From everything that comes about in the universe one may easily find cause to praise providence if one possesses these two qualities, the capacity to view each particular event in relation to the whole, and a sense of gratitude.  For, otherwise, one will either fail to recognize the usefulness of what has come about, or else fail to be truly grateful if one does in fact recognize it.

Epictetus, Discourses 1.6.1-2

Welfare, the Stoics, and reference dependence

My essay on the relationship between Stoic and economic ideas about welfare has been published in the Journal of Markets & Morality.

Economic accounts of consumer welfare focus heavily on the physical circumstances of the consumer.  In contrast, in many religious and philosophical traditions, welfare is thought to be largely independent of physical circumstances.  This essay argues that the introduction of reference dependence enriches economic models of choice in a way that connects the economic account of welfare with the contrasting account offered by the Stoics….

Read the whole piece.

An Attitude of Stewardship

My essay on how an attitude of stewardship toward our possessions can benefit Christians in times of loss has been published in The Banner.

Panic surged through Wall Street in October of 1929. On October 24, stock prices plunged briefly before several large banks intervened and the market rallied. But things were about to get much worse. On Black Monday, October 28, stock prices fell by more than 10 percent. The next day it happened again. Prices would continue falling for the next three years. When they reached their nadir in July of 1932, prices were down 90 percent, and the country was in the midst of the Great Depression.

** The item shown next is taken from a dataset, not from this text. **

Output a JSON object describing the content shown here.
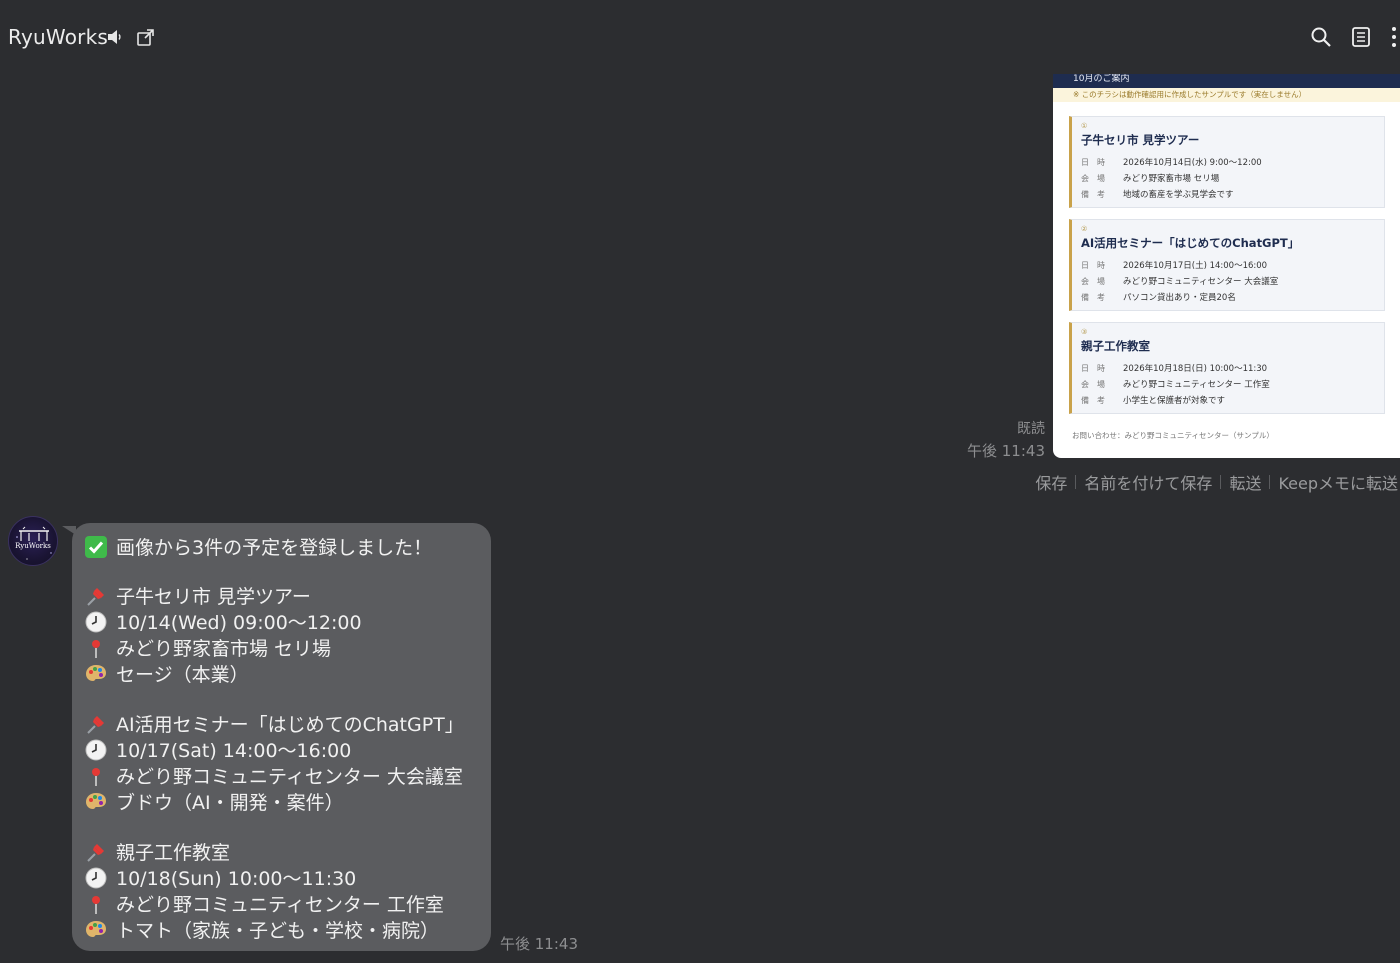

In the face of such tremendous financial losses, the kind of desperation felt by some financiers was understandable. But it is not inevitable.

The effects of loss depends on our attitude toward our circumstances. Stoic philosopher Seneca wrote, “No man is crushed by misfortune unless he has first been deceived by prosperity.”

Studies by economists and psychologists provide support for Seneca’s observation. Our satisfaction with our circumstances depends on the comparisons we make. We compare our circumstances to our expectations, and we hate losing things we were expecting to have. That aversion to loss influences all sorts of decisions, including decisions about investments, insurance, and how long to work. It may even influence the performance of professional athletes, with golfers playing better when they need to save par than when they have the chance to beat it.

But loss cannot be avoided. Cars rust, fabrics fray, and bodies fail. All who are born must die, and each of us leaves this world with empty hands.

The Bible describes an attitude toward loss that can protect us from the disappointment that accompanies it. Our expectations about the future often reflect our current circumstances, but, as Seneca knew, they also reflect the way we see ourselves and the world around us.

Read the whole piece.